Kitchen Clean-up

By Activity Bank on Jul 10, 2013

This activity has been revised and was originally created by Susan N. Edwards and published in the Perkins Activity and Resource Guide (1st edition, 1992).  The second edition is available for purchase.

Whether for job training or to help out at school or home, learning the ins and outs of kitchen clean-up is important and helpful. It can be added to the student’s regular schedule, after cooking class, lunch and snack preparation. This vocationally oriented activity teaches organization, sorting, matching and stacking. Lessons include Independent Living and Social Skills.

Materials

Any dishes, plates, utensils, cooking ingredients, etc. found in the kitchen after a meal
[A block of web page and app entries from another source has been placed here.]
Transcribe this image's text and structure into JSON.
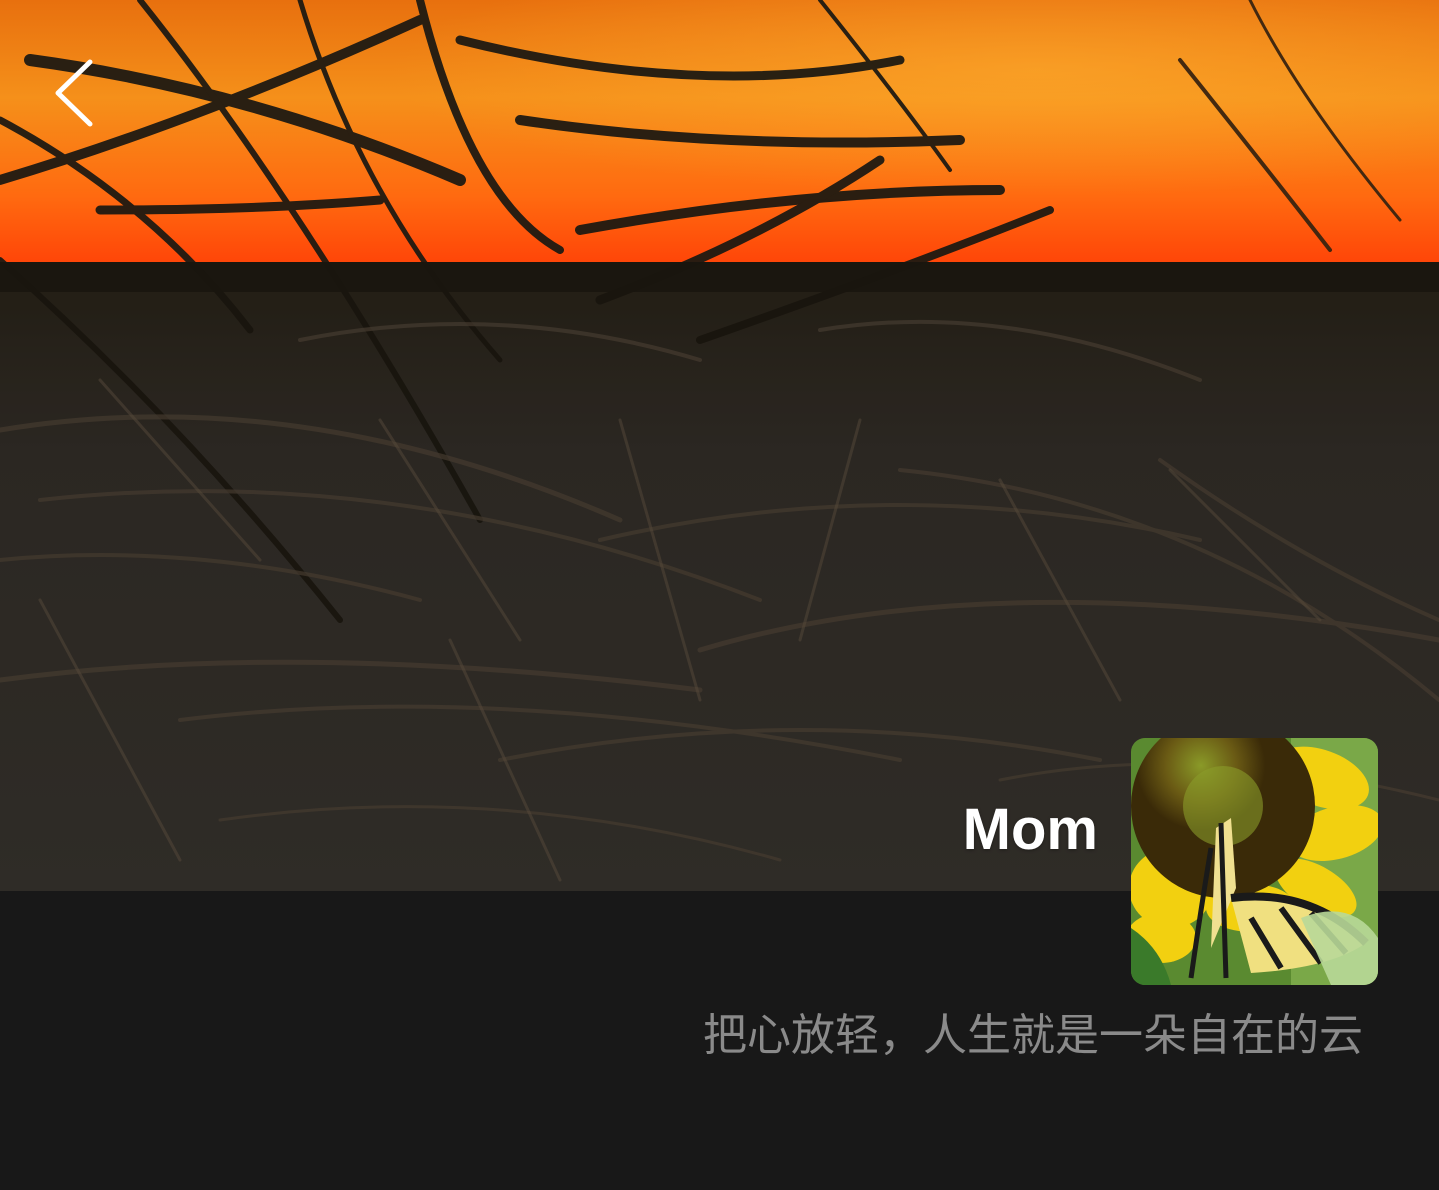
{
  "profile": {
    "nickname": "Mom",
    "signature": "把心放轻，人生就是一朵自在的云"
  },
  "icons": {
    "back": "chevron-left-icon"
  },
  "colors": {
    "background": "#181818",
    "nickname": "#ffffff",
    "signature": "#8a8a8a",
    "sky_top": "#f07a10",
    "sky_horizon": "#ff4a06",
    "field": "#2e2a22"
  }
}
  • Aprons
  • Trash can and bags
  • Cleaning materials (bottled cleaners, sponge, gloves, etc.)

Procedure

  • Assign jobs according to the student’s individual needs and abilities.
  • Utilize various teaching techniques, as appropriate for each student, such as demonstration, verbal instruction, verbal cues, physical prompts, and hand-over-hand assistance. Encourage independence.
  • Jobs can include:
    • Throw trash in the trash can. To encourage organization and efficiency, students can carry a trash bag around the kitchen and place the bag in the trash can when finished.
    • Put cups, dishes and utensils in the dishwasher.
    • Wash, dry and put the dishes away. This can be a cooperative job involving three students.
    • Stack the cups and plates and put them away.
    • Put cooking ingredients and leftover food away. Have ingredients and cabinets clearly marked in bold print and braille.
    • Wipe down the table and counters with a sponge or cloth. Teach students to do this in an organized manner. For example: “Wipe left to right, then down. Left to right, then down, etc.” This is especially important for students with visual impairments who cannot see where they have already cleaned.
    • Sweep and/or mop the floor.

Variations
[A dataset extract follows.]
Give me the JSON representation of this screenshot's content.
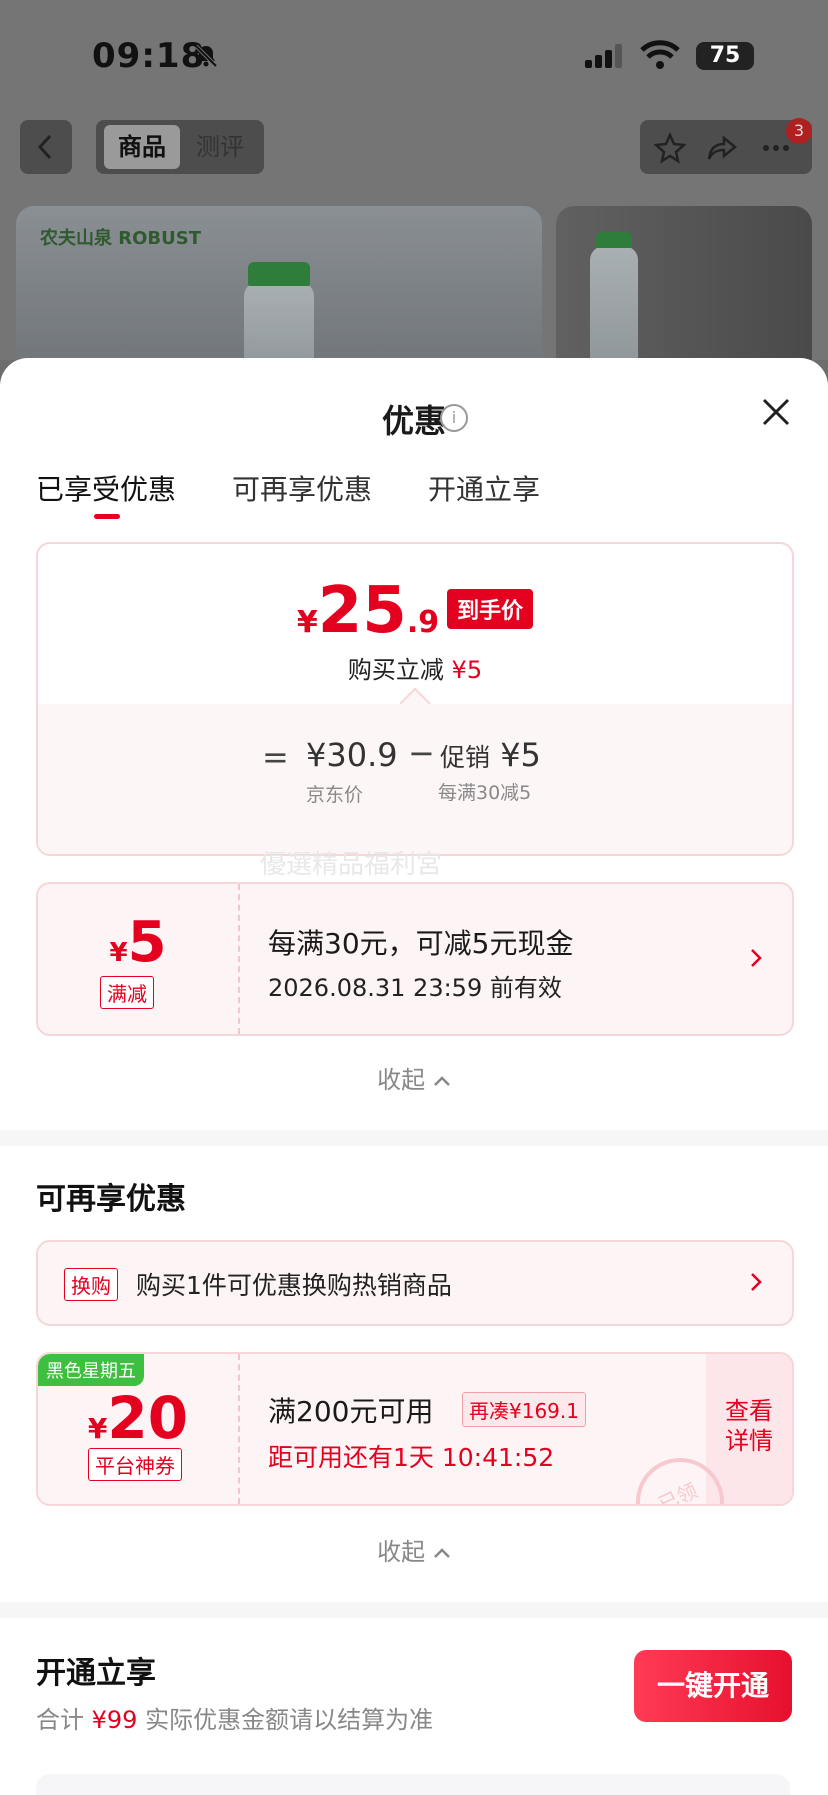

  • Students can clean up the school cafeteria or dining room after meals.
  • Include recycling as part of the clean-up process.
  • Parents can have students help clean up the kitchen at home after meals.

Hints: Use plastic cups and plates – to prevent breakage – as needed. Use cleaning supplies with caution. Always have poisons clearly marked (use bold print, braille, and a texture such as sandpaper) and stored away from food.

 

Collage of kitchen prep for students who are blind or visually impaired